An umbrella program brings together different institutions to synergize efforts towards improving climate change adaptation and resilience in Southeast Asia.
In the developing parts of Asia, more than 60 percent of the economically active population and their dependents—2.2 billion people—rely on agriculture for their livelihoods. Several studies have identified adverse impacts of climate change on agriculture in the Asia-Pacific Region. These include decreased yields which could threaten the food security of 1.6 billion people in South Asia.
Three of the top goals of research and development institutions in the world are poverty alleviation, food, and nutrition security. Many issues must first be addressed in achieving these goals, and climate change may be considered both a hindrance and an opportunity to further agricultural and rural development. A unified and integrated agenda for collaborative research, capacity development, and knowledge management on climate change adaptation and mitigation in the region would ensure climate change impacts are addressed effectively.
The CGIAR Research Program on Climate Change, Agriculture and Food Security in Southeast Asia joined the Southeast Asian Regional Center for Graduate Study and Research in Agriculture (SEARCA), the Southeast Asian University Consortium for Graduate Studies in Agriculture and Natural Resources (University Consortium) and International Center for Tropical Agriculture (CIAT) in an umbrella program on climate change.
The Umbrella Program on Climate Change Adaptation and Mitigation for Southeast Asia (CChAM, 2015-2020) provides a platform for collaborative research on climate change on the regional and sub-regional levels. It aims to identify priority areas of research that institutions and organizations could work on together.
These priority research areas are categorized into four themes: (1) assessing climate change impacts and risks for policy, plans and investments; (2) advancing low-carbon agriculture and rural development; (3) enhancing proactive adaptation to climate change, variability and extremes; and (4) enabling policies (including processes) and governance for climate-resilient agriculture and rural communities (cross-cutting theme).
In developing the themes, the collaborating institutions conducted a scoping study of the different frameworks, initiatives, and publications on climate change in Southeast Asia. The resulting framework was then presented for validation during their Regional Consultation Workshop attended by representatives from the government, academe and research institutions, non-government organizations and international organizations.
The synergy of the involved institutions would be most welcome as CCAFS SEA, CIAT, SEARCA and the University Consortium all recognize that no individual institution or organization could solve all the problems, more so those related to climate change.

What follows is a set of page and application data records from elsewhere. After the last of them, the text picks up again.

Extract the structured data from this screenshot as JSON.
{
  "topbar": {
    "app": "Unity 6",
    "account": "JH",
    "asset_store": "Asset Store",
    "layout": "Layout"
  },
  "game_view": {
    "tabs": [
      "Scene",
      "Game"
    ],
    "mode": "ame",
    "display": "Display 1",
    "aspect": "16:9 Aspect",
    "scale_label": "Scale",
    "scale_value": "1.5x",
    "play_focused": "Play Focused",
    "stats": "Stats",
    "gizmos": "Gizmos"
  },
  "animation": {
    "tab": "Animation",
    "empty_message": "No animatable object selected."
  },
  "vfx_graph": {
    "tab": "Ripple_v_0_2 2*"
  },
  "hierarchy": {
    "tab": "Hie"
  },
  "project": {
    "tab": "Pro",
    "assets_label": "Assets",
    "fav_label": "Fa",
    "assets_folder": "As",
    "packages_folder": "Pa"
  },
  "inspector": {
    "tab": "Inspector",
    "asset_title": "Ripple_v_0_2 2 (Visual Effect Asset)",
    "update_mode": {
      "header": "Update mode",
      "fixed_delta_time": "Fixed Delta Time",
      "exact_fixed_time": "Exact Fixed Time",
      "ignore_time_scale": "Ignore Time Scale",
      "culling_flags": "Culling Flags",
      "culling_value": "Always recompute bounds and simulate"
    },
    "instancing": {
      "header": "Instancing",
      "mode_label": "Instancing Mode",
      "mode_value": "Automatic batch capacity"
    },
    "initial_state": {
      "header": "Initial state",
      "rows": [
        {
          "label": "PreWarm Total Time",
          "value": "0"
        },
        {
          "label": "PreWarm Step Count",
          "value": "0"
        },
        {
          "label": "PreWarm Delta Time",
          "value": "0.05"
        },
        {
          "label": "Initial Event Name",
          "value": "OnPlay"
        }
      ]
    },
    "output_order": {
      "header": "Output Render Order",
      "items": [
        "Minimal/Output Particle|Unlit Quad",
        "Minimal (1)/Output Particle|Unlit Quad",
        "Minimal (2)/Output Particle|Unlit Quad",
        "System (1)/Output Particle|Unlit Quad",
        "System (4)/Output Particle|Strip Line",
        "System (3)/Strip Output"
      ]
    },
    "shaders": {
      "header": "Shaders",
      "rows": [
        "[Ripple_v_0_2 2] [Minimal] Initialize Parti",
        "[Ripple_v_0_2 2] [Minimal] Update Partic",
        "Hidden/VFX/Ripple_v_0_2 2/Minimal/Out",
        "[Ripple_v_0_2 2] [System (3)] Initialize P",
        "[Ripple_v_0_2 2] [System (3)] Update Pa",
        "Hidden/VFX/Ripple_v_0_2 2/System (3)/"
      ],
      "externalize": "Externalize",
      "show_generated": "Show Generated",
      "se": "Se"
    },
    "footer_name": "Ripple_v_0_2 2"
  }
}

Resources could be pooled together in addressing the gaps and issues on climate change to bring better and timelier solutions to the communities.
All these efforts would contribute to greater inclusive and sustainable agriculture and rural development, especially through the integration of climate change adaptation and mitigation strategies.